“I never felt like I was unfairly thrust into anything, honestly,’’ Painter said. “I looked at it as a great opportunity. It just didn’t work out.’’

That Jets game still rates as one of the most unusual events in Indianapolis sports history. The 14-0 Colts led 15-10 with 5:36 left in the third quarter, at which point head coach Jim Caldwell pulled a number of his starters, most notably Manning. The boos cascaded down from the stadium’s upper reaches. There was the strip-sack for a touchdown. From that point forward, the Jets, a team with a formidable defense, knew the Colts could not score again, then ran the ball consistently and put away a decisive 29-15 victory.

Painter’s final stats: 4-of-11 for 44 yards, one interception and an 11.2 quarterback rating.

Meanwhile, Manning stood alone on the sidelines, his helmet still on his head, his arms crossed.

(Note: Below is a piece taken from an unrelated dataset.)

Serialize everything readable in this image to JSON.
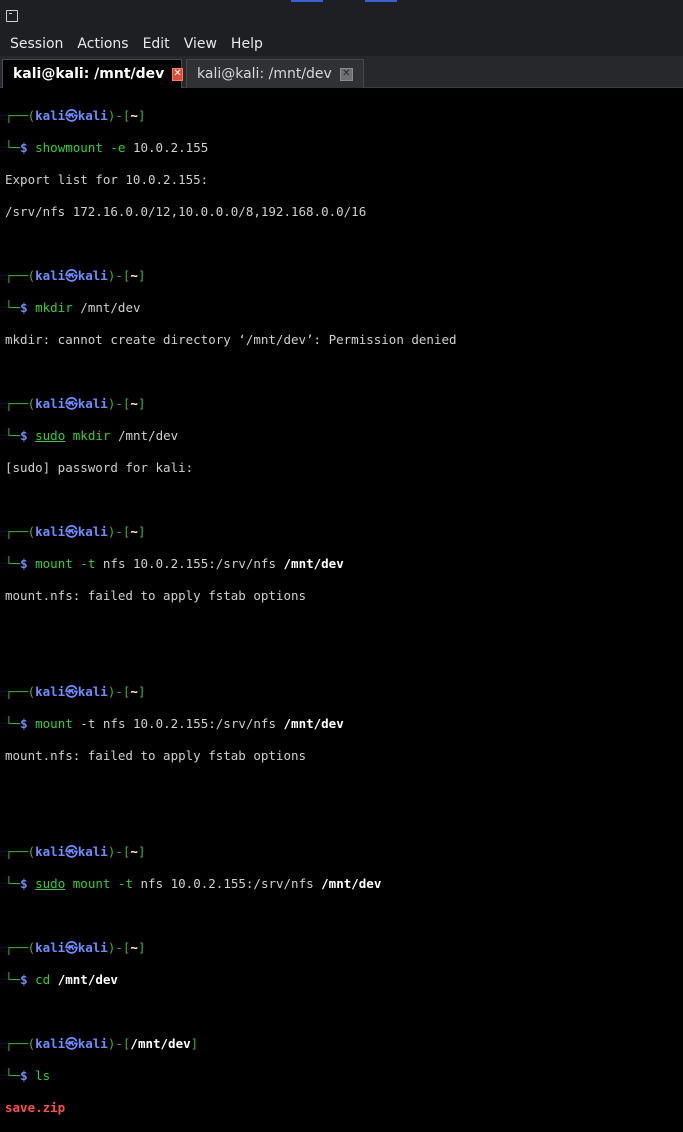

After the game, several players who normally speak freely with the media – Gary Brackett being one of them – high-tailed it out of the locker room for fear of saying something regrettable. Manning, who would call a team meeting later in the week to quell the player uprising, was exceedingly political after the game, but he was seething, clearly.

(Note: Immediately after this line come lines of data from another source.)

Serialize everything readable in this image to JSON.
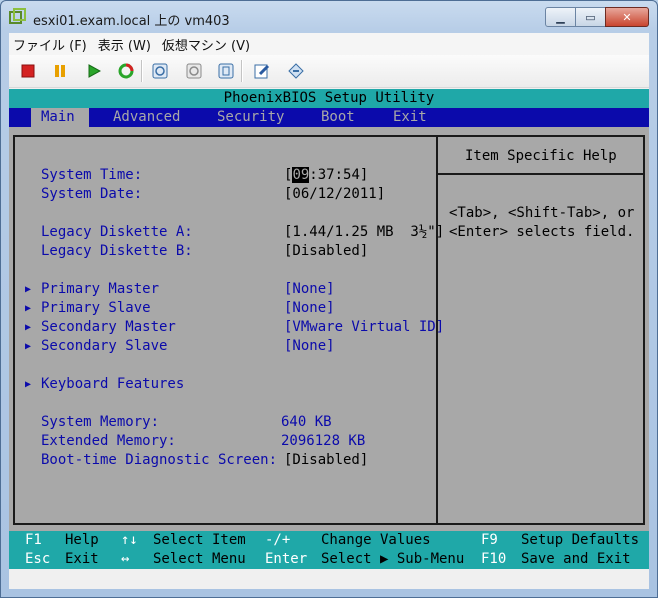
{
  "window": {
    "title": "esxi01.exam.local 上の vm403"
  },
  "menubar": {
    "items": [
      {
        "label": "ファイル (F)"
      },
      {
        "label": "表示 (W)"
      },
      {
        "label": "仮想マシン (V)"
      }
    ]
  },
  "toolbar": {
    "buttons": [
      "power-off",
      "suspend",
      "power-on",
      "reset",
      "take-snapshot",
      "revert-snapshot",
      "snapshot-manager",
      "edit-settings",
      "install-tools"
    ]
  },
  "bios": {
    "title": "PhoenixBIOS Setup Utility",
    "menu": [
      {
        "label": "Main",
        "active": true
      },
      {
        "label": "Advanced"
      },
      {
        "label": "Security"
      },
      {
        "label": "Boot"
      },
      {
        "label": "Exit"
      }
    ],
    "main": {
      "system_time_label": "System Time:",
      "system_time_hour": "09",
      "system_time_rest": ":37:54]",
      "system_date_label": "System Date:",
      "system_date_value": "[06/12/2011]",
      "diskette_a_label": "Legacy Diskette A:",
      "diskette_a_value": "[1.44/1.25 MB  3½\"]",
      "diskette_b_label": "Legacy Diskette B:",
      "diskette_b_value": "[Disabled]",
      "primary_master_label": "Primary Master",
      "primary_master_value": "[None]",
      "primary_slave_label": "Primary Slave",
      "primary_slave_value": "[None]",
      "secondary_master_label": "Secondary Master",
      "secondary_master_value": "[VMware Virtual ID]",
      "secondary_slave_label": "Secondary Slave",
      "secondary_slave_value": "[None]",
      "keyboard_label": "Keyboard Features",
      "system_memory_label": "System Memory:",
      "system_memory_value": "640 KB",
      "extended_memory_label": "Extended Memory:",
      "extended_memory_value": "2096128 KB",
      "boot_diag_label": "Boot-time Diagnostic Screen:",
      "boot_diag_value": "[Disabled]"
    },
    "help": {
      "title": "Item Specific Help",
      "line1": "<Tab>, <Shift-Tab>, or",
      "line2": "<Enter> selects field."
    },
    "footer": {
      "f1_key": "F1",
      "f1_desc": "Help",
      "arrows_ud_key": "↑↓",
      "arrows_ud_desc": "Select Item",
      "minus_plus_key": "-/+",
      "minus_plus_desc": "Change Values",
      "f9_key": "F9",
      "f9_desc": "Setup Defaults",
      "esc_key": "Esc",
      "esc_desc": "Exit",
      "arrows_lr_key": "↔",
      "arrows_lr_desc": "Select Menu",
      "enter_key": "Enter",
      "enter_desc": "Select ▶ Sub-Menu",
      "f10_key": "F10",
      "f10_desc": "Save and Exit"
    }
  },
  "colors": {
    "bios_bg": "#a8a8a8",
    "bios_blue": "#0b0aab",
    "bios_cyan": "#1fa8a8"
  }
}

“We tried to score as many points as we could; we put Curtis Painter in a tough position,’’ he said. “This was our organizational philosophy that we stuck with. We still had a chance to win the game. Until any player in here is the head coach, as a player you follow orders and you follow them with all your heart.’’

Reggie Wayne was not quite as circumspect.

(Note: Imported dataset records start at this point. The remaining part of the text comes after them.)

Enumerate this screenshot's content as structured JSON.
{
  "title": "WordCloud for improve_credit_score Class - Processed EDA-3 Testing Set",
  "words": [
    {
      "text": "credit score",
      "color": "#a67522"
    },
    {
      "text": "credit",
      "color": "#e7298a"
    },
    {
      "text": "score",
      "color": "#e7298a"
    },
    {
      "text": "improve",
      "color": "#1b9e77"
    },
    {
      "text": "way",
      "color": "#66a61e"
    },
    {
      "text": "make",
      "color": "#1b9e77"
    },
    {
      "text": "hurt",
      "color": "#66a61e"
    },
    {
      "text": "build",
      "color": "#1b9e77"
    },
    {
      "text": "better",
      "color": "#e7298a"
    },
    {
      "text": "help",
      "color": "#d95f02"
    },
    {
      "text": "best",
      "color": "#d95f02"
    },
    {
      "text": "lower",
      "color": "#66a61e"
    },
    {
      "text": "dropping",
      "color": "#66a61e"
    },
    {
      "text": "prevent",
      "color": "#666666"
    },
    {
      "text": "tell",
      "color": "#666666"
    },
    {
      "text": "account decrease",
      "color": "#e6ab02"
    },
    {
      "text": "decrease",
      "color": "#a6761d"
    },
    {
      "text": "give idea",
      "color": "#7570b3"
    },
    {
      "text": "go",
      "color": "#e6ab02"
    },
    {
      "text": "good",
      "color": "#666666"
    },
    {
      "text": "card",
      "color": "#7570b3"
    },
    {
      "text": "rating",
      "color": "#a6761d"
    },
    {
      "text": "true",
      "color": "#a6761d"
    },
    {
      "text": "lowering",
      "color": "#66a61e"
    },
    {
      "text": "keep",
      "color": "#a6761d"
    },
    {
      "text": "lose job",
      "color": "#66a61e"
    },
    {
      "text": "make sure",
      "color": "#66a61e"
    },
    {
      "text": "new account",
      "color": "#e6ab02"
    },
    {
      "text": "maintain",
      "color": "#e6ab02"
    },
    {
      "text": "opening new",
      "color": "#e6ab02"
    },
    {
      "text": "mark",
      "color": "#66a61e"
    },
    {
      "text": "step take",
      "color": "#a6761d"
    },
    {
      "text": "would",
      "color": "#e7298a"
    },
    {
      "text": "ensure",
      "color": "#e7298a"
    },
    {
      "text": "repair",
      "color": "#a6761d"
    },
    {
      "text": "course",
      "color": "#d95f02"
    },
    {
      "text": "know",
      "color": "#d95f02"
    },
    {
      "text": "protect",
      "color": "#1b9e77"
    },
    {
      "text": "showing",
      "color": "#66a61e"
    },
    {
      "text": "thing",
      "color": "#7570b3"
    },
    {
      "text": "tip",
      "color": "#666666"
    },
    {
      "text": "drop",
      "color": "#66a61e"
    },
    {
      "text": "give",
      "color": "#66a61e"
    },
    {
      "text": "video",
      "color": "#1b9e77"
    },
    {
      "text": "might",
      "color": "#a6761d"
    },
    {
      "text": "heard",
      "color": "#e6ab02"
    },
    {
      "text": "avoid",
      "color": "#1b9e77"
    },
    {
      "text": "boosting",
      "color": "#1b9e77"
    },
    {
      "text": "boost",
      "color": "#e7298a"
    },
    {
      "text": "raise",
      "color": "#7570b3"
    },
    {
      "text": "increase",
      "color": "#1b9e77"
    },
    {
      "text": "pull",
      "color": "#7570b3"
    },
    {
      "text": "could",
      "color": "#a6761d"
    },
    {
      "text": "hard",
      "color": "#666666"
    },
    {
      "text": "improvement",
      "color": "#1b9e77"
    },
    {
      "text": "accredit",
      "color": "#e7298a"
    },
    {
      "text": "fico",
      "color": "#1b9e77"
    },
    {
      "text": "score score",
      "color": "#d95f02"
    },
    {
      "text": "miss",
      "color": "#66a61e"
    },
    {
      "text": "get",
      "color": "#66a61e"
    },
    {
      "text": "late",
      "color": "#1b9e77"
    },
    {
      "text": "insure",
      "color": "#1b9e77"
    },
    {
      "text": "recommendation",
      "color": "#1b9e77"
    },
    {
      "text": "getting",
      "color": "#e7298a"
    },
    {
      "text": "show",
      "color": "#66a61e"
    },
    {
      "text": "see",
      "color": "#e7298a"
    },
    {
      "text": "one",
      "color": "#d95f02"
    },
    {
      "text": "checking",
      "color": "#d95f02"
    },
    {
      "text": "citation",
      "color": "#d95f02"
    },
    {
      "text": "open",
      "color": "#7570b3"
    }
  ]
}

“Who wouldn’t want [to pursue perfection]?’’ he said that day. “I mean, who wouldn’t? Doesn’t everybody want to be part of history? Not a season goes by that you don’t hear about the ’72 Dolphins.

“I guess there’s a bigger picture. We all wanted to play, but the big dog made a decision and we have to roll with that decision. We came out after halftime and felt like we were starting to roll and could score some points, but the manager took us off the mound.’’

Painter was told earlier in the week there was a good chance he would get an opportunity to play, but his emotions were mixed. Like most of his teammates – Jeff Saturday still calls that decision the biggest regret of his career – Painter wanted to continue the pursuit of the perfect season. But he felt, too, like this was a rare opportunity to not only play but contribute to an amazing run of almost-flawless football. When you play behind Manning, these chances don’t often come along. Like, ever.

This was his opportunity to contribute to something special.

It didn’t happen.

And yet, it didn’t puncture him emotionally. Details he remembers from those sour times? He doesn’t really remember much. Doesn’t remember the boos. Doesn’t remember the post-game lockerroom. It’s not that he has conveniently consigned those memories to the dustbin of history, it’s just that, well, there are more important things in life.

“I guess that’s just the way I’m built,’’ he said with a shrug. “There’s not a lot that bothers me. I’ve got a good life. And I appreciated every minute I got to play in the NFL, but I’ve moved on.’’

Clearly, I have not.

And yes…I’m still sorry.

Want more Kravitz? Subscribe to The Bob Kravitz Podcast on iTunes, Google Play, Stitcher or TuneIn. If you have a good story idea that's worth writing, feel free to send it to bkravitz@wthr.com.